  • Mäkelä , Niko; Stenroos, Matti; Sarvas, Jukka; Ilmoniemi, Risto J. (2018)

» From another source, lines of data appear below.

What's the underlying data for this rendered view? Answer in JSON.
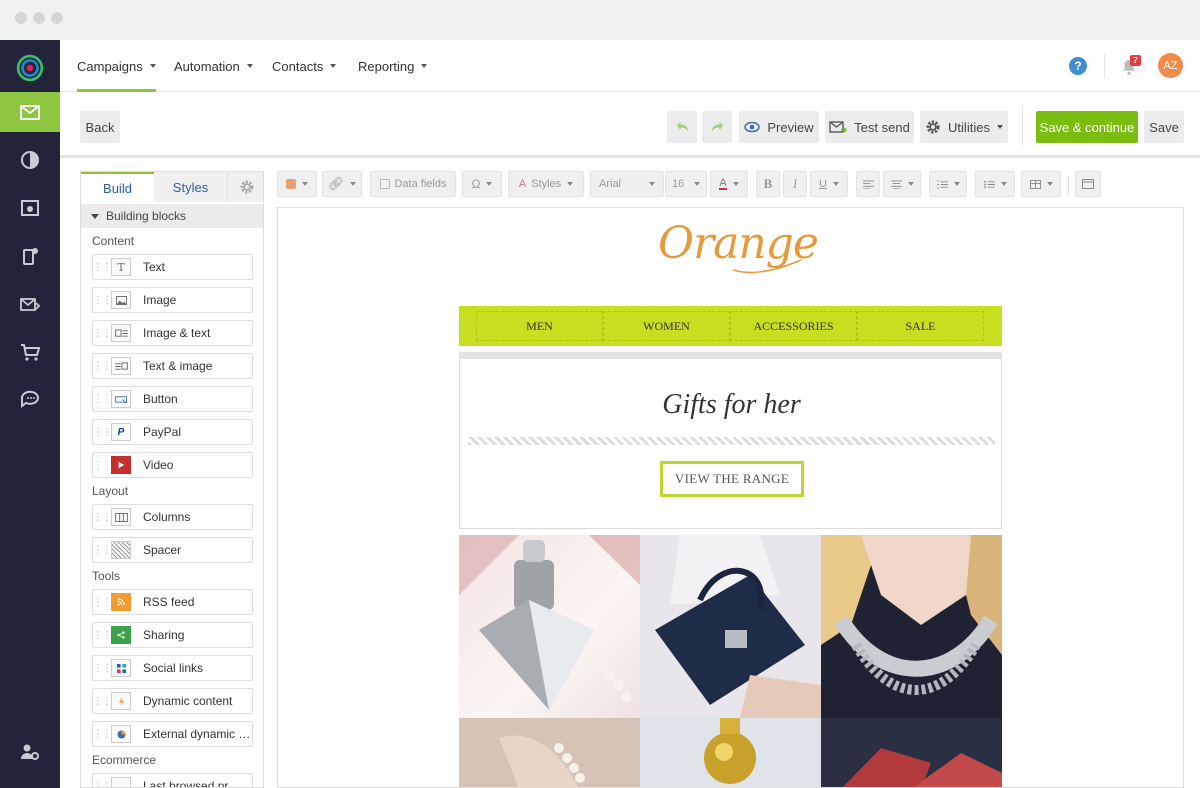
{
  "nav": {
    "items": [
      {
        "label": "Campaigns"
      },
      {
        "label": "Automation"
      },
      {
        "label": "Contacts"
      },
      {
        "label": "Reporting"
      }
    ],
    "notification_count": "7",
    "avatar_initials": "AZ"
  },
  "toolbar": {
    "back_label": "Back",
    "preview_label": "Preview",
    "test_send_label": "Test send",
    "utilities_label": "Utilities",
    "save_continue_label": "Save & continue",
    "save_label": "Save"
  },
  "panel": {
    "tabs": [
      {
        "label": "Build"
      },
      {
        "label": "Styles"
      }
    ],
    "section_title": "Building blocks",
    "categories": {
      "content": "Content",
      "layout": "Layout",
      "tools": "Tools",
      "ecommerce": "Ecommerce"
    },
    "blocks": [
      {
        "label": "Text",
        "icon": "text-icon"
      },
      {
        "label": "Image",
        "icon": "image-icon"
      },
      {
        "label": "Image & text",
        "icon": "image-text-icon"
      },
      {
        "label": "Text & image",
        "icon": "text-image-icon"
      },
      {
        "label": "Button",
        "icon": "button-icon"
      },
      {
        "label": "PayPal",
        "icon": "paypal-icon"
      },
      {
        "label": "Video",
        "icon": "video-icon"
      },
      {
        "label": "Columns",
        "icon": "columns-icon"
      },
      {
        "label": "Spacer",
        "icon": "spacer-icon"
      },
      {
        "label": "RSS feed",
        "icon": "rss-icon"
      },
      {
        "label": "Sharing",
        "icon": "sharing-icon"
      },
      {
        "label": "Social links",
        "icon": "social-links-icon"
      },
      {
        "label": "Dynamic content",
        "icon": "dynamic-content-icon"
      },
      {
        "label": "External dynamic content",
        "icon": "external-dynamic-icon"
      },
      {
        "label": "Last browsed pr",
        "icon": "last-browsed-icon"
      }
    ]
  },
  "editor_toolbar": {
    "data_fields": "Data fields",
    "styles": "Styles",
    "font": "Arial",
    "font_size": "16"
  },
  "email": {
    "logo_text": "Orange",
    "menu": [
      "MEN",
      "WOMEN",
      "ACCESSORIES",
      "SALE"
    ],
    "hero_title": "Gifts for her",
    "cta_label": "VIEW THE RANGE"
  },
  "colors": {
    "accent_green": "#8cc63f",
    "primary_button": "#7cbd12",
    "rail_bg": "#22243a",
    "email_menu_bg": "#c7df1f",
    "logo_orange": "#e59a3d",
    "avatar_bg": "#f08c4a"
  }
}
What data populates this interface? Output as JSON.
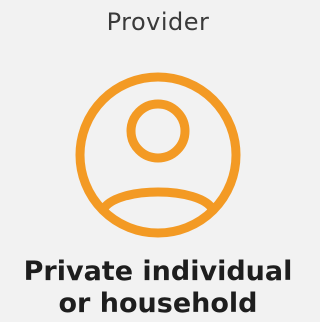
{
  "card": {
    "label": "Provider",
    "icon": "user-circle-icon",
    "title_line1": "Private individual",
    "title_line2": "or household"
  },
  "colors": {
    "background": "#f2f2f2",
    "icon": "#f39a24",
    "label_text": "#3a3a3a",
    "title_text": "#1e1e1e"
  }
}
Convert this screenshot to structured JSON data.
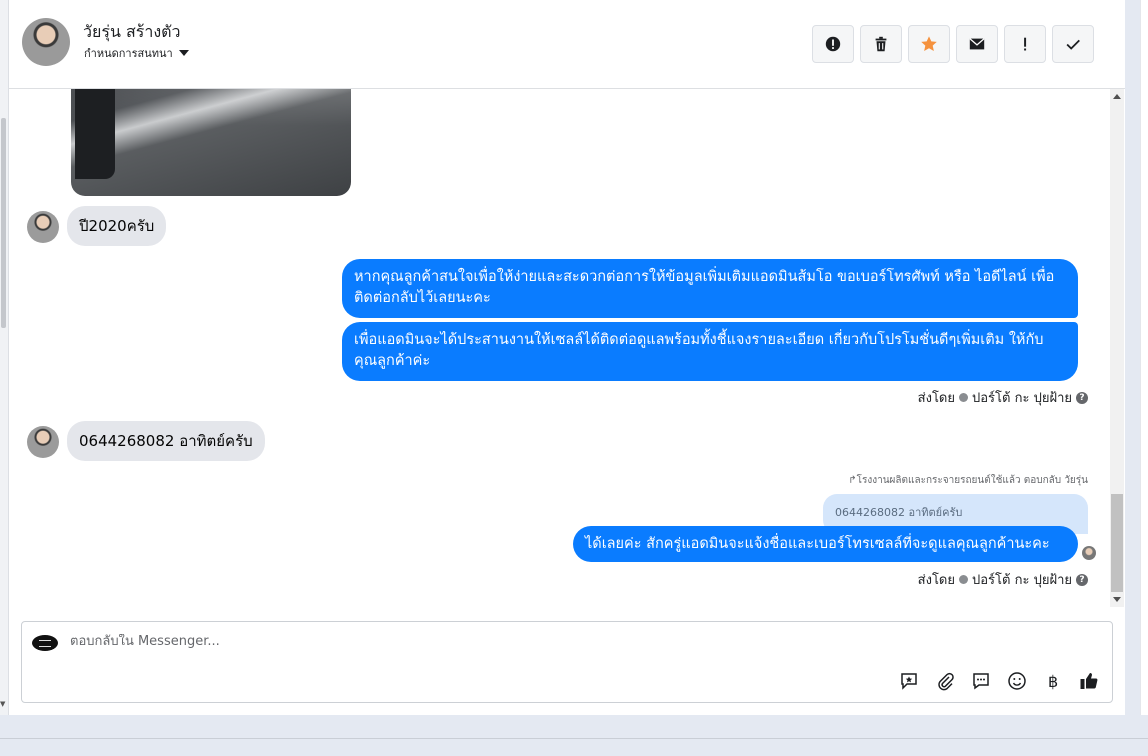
{
  "header": {
    "contact_name": "วัยรุ่น สร้างตัว",
    "subtitle": "กำหนดการสนทนา",
    "actions": [
      {
        "name": "report-button",
        "icon": "alert-circle-icon"
      },
      {
        "name": "delete-button",
        "icon": "trash-icon"
      },
      {
        "name": "star-button",
        "icon": "star-icon"
      },
      {
        "name": "mail-button",
        "icon": "envelope-icon"
      },
      {
        "name": "important-button",
        "icon": "exclamation-icon"
      },
      {
        "name": "done-button",
        "icon": "check-icon"
      }
    ]
  },
  "messages": {
    "in1": "ปี2020ครับ",
    "out1": "หากคุณลูกค้าสนใจเพื่อให้ง่ายและสะดวกต่อการให้ข้อมูลเพิ่มเติมแอดมินส้มโอ ขอเบอร์โทรศัพท์ หรือ ไอดีไลน์ เพื่อติดต่อกลับไว้เลยนะคะ",
    "out2": "เพื่อแอดมินจะได้ประสานงานให้เซลล์ได้ติดต่อดูแลพร้อมทั้งชี้แจงรายละเอียด เกี่ยวกับโปรโมชั่นดีๆเพิ่มเติม ให้กับคุณลูกค้าค่ะ",
    "sent_by_1": "ส่งโดย",
    "sender_1": "ปอร์โต้ กะ ปุยฝ้าย",
    "in2": "0644268082 อาทิตย์ครับ",
    "reply_note": "โรงงานผลิตและกระจายรถยนต์ใช้แล้ว ตอบกลับ วัยรุ่น",
    "quoted": "0644268082 อาทิตย์ครับ",
    "out3": "ได้เลยค่ะ สักครู่แอดมินจะแจ้งชื่อและเบอร์โทรเซลล์ที่จะดูแลคุณลูกค้านะคะ",
    "sent_by_2": "ส่งโดย",
    "sender_2": "ปอร์โต้ กะ ปุยฝ้าย"
  },
  "composer": {
    "placeholder": "ตอบกลับใน Messenger...",
    "tools": [
      "saved-reply-icon",
      "attachment-icon",
      "chat-bubble-icon",
      "emoji-icon",
      "baht-icon",
      "like-icon"
    ]
  },
  "colors": {
    "outgoing_bubble": "#0a7cff",
    "incoming_bubble": "#e4e6eb",
    "star": "#f5923e"
  }
}
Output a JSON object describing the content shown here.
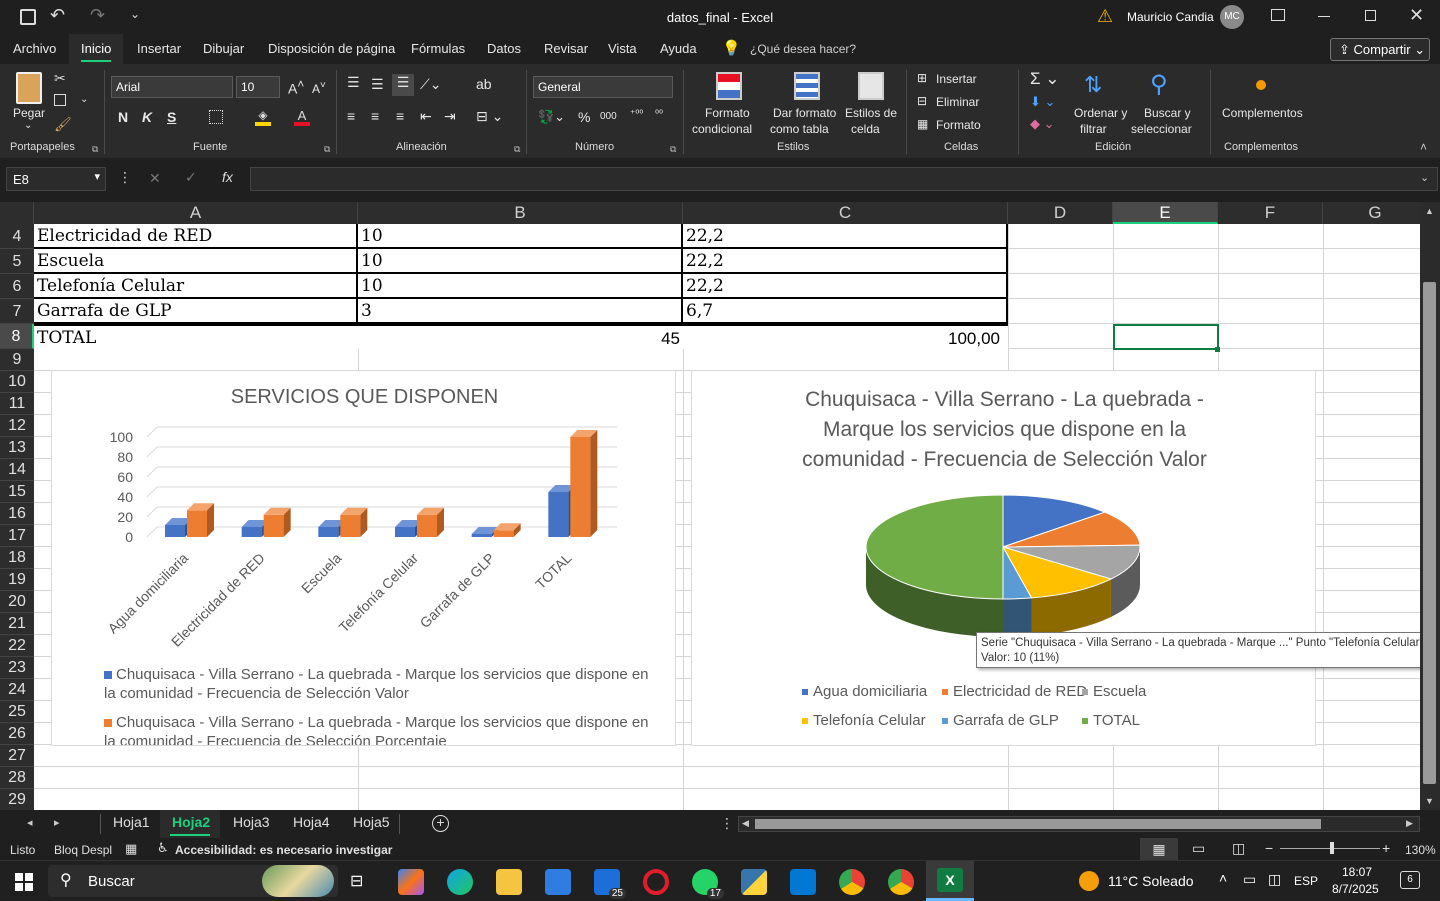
{
  "window": {
    "title": "datos_final  -  Excel",
    "user": "Mauricio Candia",
    "avatar": "MC"
  },
  "menu": [
    "Archivo",
    "Inicio",
    "Insertar",
    "Dibujar",
    "Disposición de página",
    "Fórmulas",
    "Datos",
    "Revisar",
    "Vista",
    "Ayuda"
  ],
  "tellme": "¿Qué desea hacer?",
  "share": "Compartir",
  "ribbon": {
    "paste": "Pegar",
    "font_name": "Arial",
    "font_size": "10",
    "number_format": "General",
    "bold": "N",
    "italic": "K",
    "underline": "S",
    "cond_format_1": "Formato",
    "cond_format_2": "condicional",
    "table_format_1": "Dar formato",
    "table_format_2": "como tabla",
    "cell_styles_1": "Estilos de",
    "cell_styles_2": "celda",
    "insert": "Insertar",
    "delete": "Eliminar",
    "format": "Formato",
    "sort_1": "Ordenar y",
    "sort_2": "filtrar",
    "find_1": "Buscar y",
    "find_2": "seleccionar",
    "addins": "Complementos",
    "groups": [
      "Portapapeles",
      "Fuente",
      "Alineación",
      "Número",
      "Estilos",
      "Celdas",
      "Edición",
      "Complementos"
    ]
  },
  "namebox": "E8",
  "fx": "fx",
  "columns": [
    "A",
    "B",
    "C",
    "D",
    "E",
    "F",
    "G"
  ],
  "rows": [
    "4",
    "5",
    "6",
    "7",
    "8",
    "9",
    "10",
    "11",
    "12",
    "13",
    "14",
    "15",
    "16",
    "17",
    "18",
    "19",
    "20",
    "21",
    "22",
    "23",
    "24",
    "25",
    "26",
    "27",
    "28",
    "29"
  ],
  "table": [
    {
      "a": "Electricidad de RED",
      "b": "10",
      "c": "22,2"
    },
    {
      "a": "Escuela",
      "b": "10",
      "c": "22,2"
    },
    {
      "a": "Telefonía Celular",
      "b": "10",
      "c": "22,2"
    },
    {
      "a": "Garrafa de GLP",
      "b": "3",
      "c": "6,7"
    },
    {
      "a": "TOTAL",
      "b": "45",
      "c": "100,00"
    }
  ],
  "chart_data": [
    {
      "type": "bar",
      "title": "SERVICIOS QUE DISPONEN",
      "categories": [
        "Agua domiciliaria",
        "Electricidad de RED",
        "Escuela",
        "Telefonía Celular",
        "Garrafa de GLP",
        "TOTAL"
      ],
      "series": [
        {
          "name": "Chuquisaca - Villa Serrano - La quebrada - Marque los servicios que dispone en la comunidad - Frecuencia de Selección Valor",
          "values": [
            12,
            10,
            10,
            10,
            3,
            45
          ],
          "color": "#4472c4"
        },
        {
          "name": "Chuquisaca - Villa Serrano - La quebrada - Marque los servicios que dispone en la comunidad - Frecuencia de Selección Porcentaje",
          "values": [
            26.7,
            22.2,
            22.2,
            22.2,
            6.7,
            100
          ],
          "color": "#ed7d31"
        }
      ],
      "yticks": [
        "0",
        "20",
        "40",
        "60",
        "80",
        "100"
      ],
      "ylim": [
        0,
        100
      ],
      "legend_position": "bottom"
    },
    {
      "type": "pie",
      "title": [
        "Chuquisaca - Villa Serrano - La quebrada -",
        "Marque los servicios que dispone en la",
        "comunidad - Frecuencia de Selección Valor"
      ],
      "categories": [
        "Agua domiciliaria",
        "Electricidad de RED",
        "Escuela",
        "Telefonía Celular",
        "Garrafa de GLP",
        "TOTAL"
      ],
      "values": [
        12,
        10,
        10,
        10,
        3,
        45
      ],
      "colors": [
        "#4472c4",
        "#ed7d31",
        "#a5a5a5",
        "#ffc000",
        "#5b9bd5",
        "#70ad47"
      ],
      "legend_position": "bottom"
    }
  ],
  "tooltip": {
    "line1": "Serie \"Chuquisaca - Villa Serrano - La quebrada - Marque ...\" Punto \"Telefonía Celular\"",
    "line2": "Valor: 10 (11%)"
  },
  "sheets": [
    "Hoja1",
    "Hoja2",
    "Hoja3",
    "Hoja4",
    "Hoja5"
  ],
  "active_sheet": "Hoja2",
  "status": {
    "mode": "Listo",
    "scroll": "Bloq Despl",
    "accessibility": "Accesibilidad: es necesario investigar",
    "zoom": "130%"
  },
  "taskbar": {
    "search": "Buscar",
    "weather": "11°C  Soleado",
    "lang": "ESP",
    "time": "18:07",
    "date": "8/7/2025",
    "notif": "6",
    "badge_mail": "25",
    "badge_whatsapp": "17"
  }
}
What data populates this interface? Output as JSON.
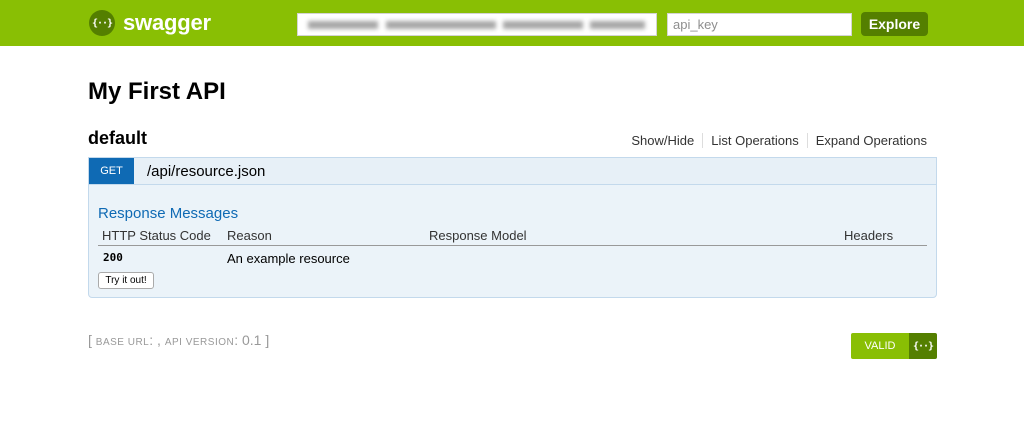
{
  "header": {
    "logo_icon": "{··}",
    "logo_text": "swagger",
    "url_value": "",
    "api_key_placeholder": "api_key",
    "explore_label": "Explore",
    "background_color": "#89bf04",
    "accent_dark": "#547f00"
  },
  "api": {
    "title": "My First API"
  },
  "resource": {
    "name": "default",
    "links": [
      "Show/Hide",
      "List Operations",
      "Expand Operations"
    ]
  },
  "operation": {
    "method": "GET",
    "method_color": "#0f6ab4",
    "path": "/api/resource.json",
    "response_messages_title": "Response Messages",
    "columns": [
      "HTTP Status Code",
      "Reason",
      "Response Model",
      "Headers"
    ],
    "rows": [
      {
        "code": "200",
        "reason": "An example resource",
        "model": "",
        "headers": ""
      }
    ],
    "try_button_label": "Try it out!"
  },
  "footer": {
    "open_bracket": "[",
    "base_url_label": "base url",
    "base_url_value": ": ,",
    "api_version_label": "api version",
    "api_version_value": ": 0.1",
    "close_bracket": "]",
    "valid_label": "VALID",
    "valid_icon": "{··}"
  }
}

    Electrically active brain regions can be located applying MUltiple SIgnal Classification (MUSIC) on magneto-or electroencephalographic (MEG; EEG) data. We introduce a new MUSIC method, called truncated recursively-applied-and-projected MUSIC (TRAP-MUSIC). It corrects a hidden deficiency of the conventional RAP-MUSIC algorithm, which prevents estimation of the true number of brain-signal sources accurately. The correction is done by applying a sequential dimension reduction to the signal-subspace projection. We show that TRAP-MUSIC significantly improves the performance of MUSIC-type localization; in particular, it successfully and robustly locates active brain regions and estimates their number. We compare TRAP-MUSIC and RAP-MUSIC in simulations with varying key parameters, e.g., signal-to-noise ratio, correlation between source time-courses, and initial estimate for the dimension of the signal space. In addition, we validate TRAP-MUSIC with measured MEG data. We suggest that with the proposed TRAP-MUSIC method, MUSIC-type localization could become more reliable and suitable for various online and offline MEG and EEG applications.